Life's Better
South Carolina Department
of Natural Resources

If you are seeing this, then your internet browser is Microsoft Internet Explorer and you are running in Compatibility mode. You will not be able to view the application with this browser and these settings.

Please remove "SC.GOV" from your compatibility view listings using your settings in the Internet Explorer options.


Digital preliminary flood maps for Tyger Watershed ready for public viewing

April 8, 2019

Newly revised preliminary digital flood insurance rate maps for the Tyger Watershed will be available for residents to review at a public open house from 2-8 p.m. on Wednesday, April 10, 2019 at the Spartanburg County Administration Building, 366 N. Church St., Spartanburg. Flood maps show the extent to which areas are at risk for flooding and are used to help determine flood insurance and building requirements.

The open house provides residents of the Tyger Watershed (see map) the opportunity to see the preliminary maps, learn about their risk of flooding, and ask questions about what the new maps will mean for their property. Residents can meet one-on-one with a variety of specialists who will be available to talk about flood insurance, engineering, building permits, and more.

The complete address for the open house location is:

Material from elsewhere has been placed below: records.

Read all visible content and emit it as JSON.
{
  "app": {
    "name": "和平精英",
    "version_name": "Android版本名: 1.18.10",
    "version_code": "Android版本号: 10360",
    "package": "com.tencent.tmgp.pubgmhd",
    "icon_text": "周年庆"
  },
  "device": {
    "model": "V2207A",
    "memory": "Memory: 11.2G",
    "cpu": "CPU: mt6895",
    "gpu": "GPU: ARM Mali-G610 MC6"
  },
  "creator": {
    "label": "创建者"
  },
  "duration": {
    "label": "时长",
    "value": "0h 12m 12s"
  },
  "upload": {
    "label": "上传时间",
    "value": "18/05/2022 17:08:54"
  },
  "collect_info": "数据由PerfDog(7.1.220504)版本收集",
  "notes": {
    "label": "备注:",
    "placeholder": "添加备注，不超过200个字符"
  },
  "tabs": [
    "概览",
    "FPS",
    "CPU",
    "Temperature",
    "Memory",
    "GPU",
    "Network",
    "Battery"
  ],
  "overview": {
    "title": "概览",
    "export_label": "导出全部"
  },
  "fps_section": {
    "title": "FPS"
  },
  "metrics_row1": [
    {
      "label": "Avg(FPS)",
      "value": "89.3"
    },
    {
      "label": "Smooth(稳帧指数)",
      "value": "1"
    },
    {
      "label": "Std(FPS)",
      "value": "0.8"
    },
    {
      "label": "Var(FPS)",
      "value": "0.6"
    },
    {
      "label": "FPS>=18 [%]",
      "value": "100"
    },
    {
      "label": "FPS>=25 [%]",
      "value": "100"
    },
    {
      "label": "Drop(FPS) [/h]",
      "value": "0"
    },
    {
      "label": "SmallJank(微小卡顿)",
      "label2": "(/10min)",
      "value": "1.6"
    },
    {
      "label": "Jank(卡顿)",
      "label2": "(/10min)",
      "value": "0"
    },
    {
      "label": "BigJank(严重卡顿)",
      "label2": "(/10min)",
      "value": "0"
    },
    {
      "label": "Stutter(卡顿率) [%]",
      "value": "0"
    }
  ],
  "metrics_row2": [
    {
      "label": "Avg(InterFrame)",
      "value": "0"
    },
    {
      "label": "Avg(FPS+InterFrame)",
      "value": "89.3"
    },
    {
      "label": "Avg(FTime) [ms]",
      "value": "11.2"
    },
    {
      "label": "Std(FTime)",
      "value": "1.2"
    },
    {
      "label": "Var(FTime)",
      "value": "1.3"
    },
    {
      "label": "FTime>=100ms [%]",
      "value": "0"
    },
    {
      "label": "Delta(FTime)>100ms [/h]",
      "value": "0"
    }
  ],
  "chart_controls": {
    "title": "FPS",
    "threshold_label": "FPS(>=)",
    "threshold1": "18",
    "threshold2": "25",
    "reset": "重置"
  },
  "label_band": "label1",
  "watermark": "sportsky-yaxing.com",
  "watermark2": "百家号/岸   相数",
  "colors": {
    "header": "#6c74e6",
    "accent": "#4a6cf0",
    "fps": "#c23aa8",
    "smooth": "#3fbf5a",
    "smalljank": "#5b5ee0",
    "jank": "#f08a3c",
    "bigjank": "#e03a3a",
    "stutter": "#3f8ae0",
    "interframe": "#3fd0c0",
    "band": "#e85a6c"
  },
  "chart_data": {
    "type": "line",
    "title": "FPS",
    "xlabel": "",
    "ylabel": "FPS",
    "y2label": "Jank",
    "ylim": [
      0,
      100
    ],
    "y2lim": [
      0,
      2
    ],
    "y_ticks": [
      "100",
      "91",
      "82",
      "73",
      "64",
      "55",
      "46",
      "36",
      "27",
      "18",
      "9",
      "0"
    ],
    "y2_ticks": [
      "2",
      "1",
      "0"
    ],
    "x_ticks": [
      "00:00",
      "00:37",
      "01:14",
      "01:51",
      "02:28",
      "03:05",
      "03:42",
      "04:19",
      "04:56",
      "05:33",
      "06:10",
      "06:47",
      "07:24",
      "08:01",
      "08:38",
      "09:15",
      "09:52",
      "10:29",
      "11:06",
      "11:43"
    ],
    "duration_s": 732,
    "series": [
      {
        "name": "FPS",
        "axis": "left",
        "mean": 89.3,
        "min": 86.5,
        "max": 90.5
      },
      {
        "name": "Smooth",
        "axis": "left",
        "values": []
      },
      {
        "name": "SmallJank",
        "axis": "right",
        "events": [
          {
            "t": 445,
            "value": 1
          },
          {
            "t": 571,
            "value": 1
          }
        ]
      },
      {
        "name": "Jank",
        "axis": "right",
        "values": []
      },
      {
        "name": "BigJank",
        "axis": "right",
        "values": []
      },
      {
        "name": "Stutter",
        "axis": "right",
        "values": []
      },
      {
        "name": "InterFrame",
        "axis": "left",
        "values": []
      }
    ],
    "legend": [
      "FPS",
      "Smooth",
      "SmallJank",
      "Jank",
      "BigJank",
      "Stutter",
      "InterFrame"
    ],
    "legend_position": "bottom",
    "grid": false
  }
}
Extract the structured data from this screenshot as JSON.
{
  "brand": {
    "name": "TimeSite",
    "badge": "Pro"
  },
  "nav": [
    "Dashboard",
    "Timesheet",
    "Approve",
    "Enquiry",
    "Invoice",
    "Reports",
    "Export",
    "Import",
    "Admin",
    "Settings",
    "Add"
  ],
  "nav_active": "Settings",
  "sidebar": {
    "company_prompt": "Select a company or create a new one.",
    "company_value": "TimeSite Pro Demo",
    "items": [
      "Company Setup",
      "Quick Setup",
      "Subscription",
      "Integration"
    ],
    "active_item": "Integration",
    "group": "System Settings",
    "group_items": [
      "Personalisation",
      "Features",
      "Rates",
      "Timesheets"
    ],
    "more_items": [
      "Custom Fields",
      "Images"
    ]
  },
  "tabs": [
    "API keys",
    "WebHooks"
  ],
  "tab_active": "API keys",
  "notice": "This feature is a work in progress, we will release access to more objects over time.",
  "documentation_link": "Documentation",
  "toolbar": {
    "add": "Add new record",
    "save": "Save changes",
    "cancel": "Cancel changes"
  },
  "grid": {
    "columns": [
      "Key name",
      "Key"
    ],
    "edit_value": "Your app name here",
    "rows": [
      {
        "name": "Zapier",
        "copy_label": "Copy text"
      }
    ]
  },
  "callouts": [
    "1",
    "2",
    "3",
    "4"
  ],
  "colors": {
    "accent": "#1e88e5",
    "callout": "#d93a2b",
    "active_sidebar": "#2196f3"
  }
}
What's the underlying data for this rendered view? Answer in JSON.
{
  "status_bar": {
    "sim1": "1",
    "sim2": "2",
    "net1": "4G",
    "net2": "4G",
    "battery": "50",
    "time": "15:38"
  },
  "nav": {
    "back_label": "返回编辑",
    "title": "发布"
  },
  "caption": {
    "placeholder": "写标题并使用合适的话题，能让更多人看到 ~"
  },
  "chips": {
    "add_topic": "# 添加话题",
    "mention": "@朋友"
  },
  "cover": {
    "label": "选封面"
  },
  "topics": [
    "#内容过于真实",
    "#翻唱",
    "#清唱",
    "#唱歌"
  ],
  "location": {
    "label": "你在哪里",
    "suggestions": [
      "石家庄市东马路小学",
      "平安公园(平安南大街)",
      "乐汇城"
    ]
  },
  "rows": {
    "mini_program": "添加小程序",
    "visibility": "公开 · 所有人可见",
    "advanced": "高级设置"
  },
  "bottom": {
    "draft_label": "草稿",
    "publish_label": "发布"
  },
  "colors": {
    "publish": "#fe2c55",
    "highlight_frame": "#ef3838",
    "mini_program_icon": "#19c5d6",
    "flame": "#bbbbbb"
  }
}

April 10, 2019, 2-8 p.m.
Spartanburg County Administration Building
366 N. Church Street
Spartanburg, SC 29303

The new preliminary maps were produced through a partnership among Greenville, Spartanburg, and Union Counties; the South Carolina Department of Natural Resources; and the Federal Emergency Management Agency (FEMA). They are more precise than older maps because better flood hazard and risk data make the maps more accurate. The ultimate goal is protecting property owners and the community from the risks associated with flooding. Over time, flood risks change due to construction and development, environmental changes, floodplain widening or shifting, and other factors. Flood maps are updated periodically to reflect these changes.

Home and business owners, renters, realtors, mortgage lenders, surveyors and insurance agents are encouraged to attend the open house. All who attend can meet with specialists to ask questions and learn more about flood risk and hazard mitigation within their communities.

The preliminary maps have not yet been officially adopted and will become effective after a public comment period. This period allows the public to submit comments and appeals if they can show that any part of the maps is in error. Once all comments are received and addressed, the maps may be adopted.

By law, federally regulated or insured mortgage lenders require flood insurance on properties located in areas at high risk of flooding. Standard homeowners’, business owners’, and renters’ insurance policies typically don’t cover flood damage, so flood insurance is an important consideration for everyone. Flood insurance policies can be purchased from any state licensed property and casualty insurance agent Visit for more information about flood insurance and to locate a local agent.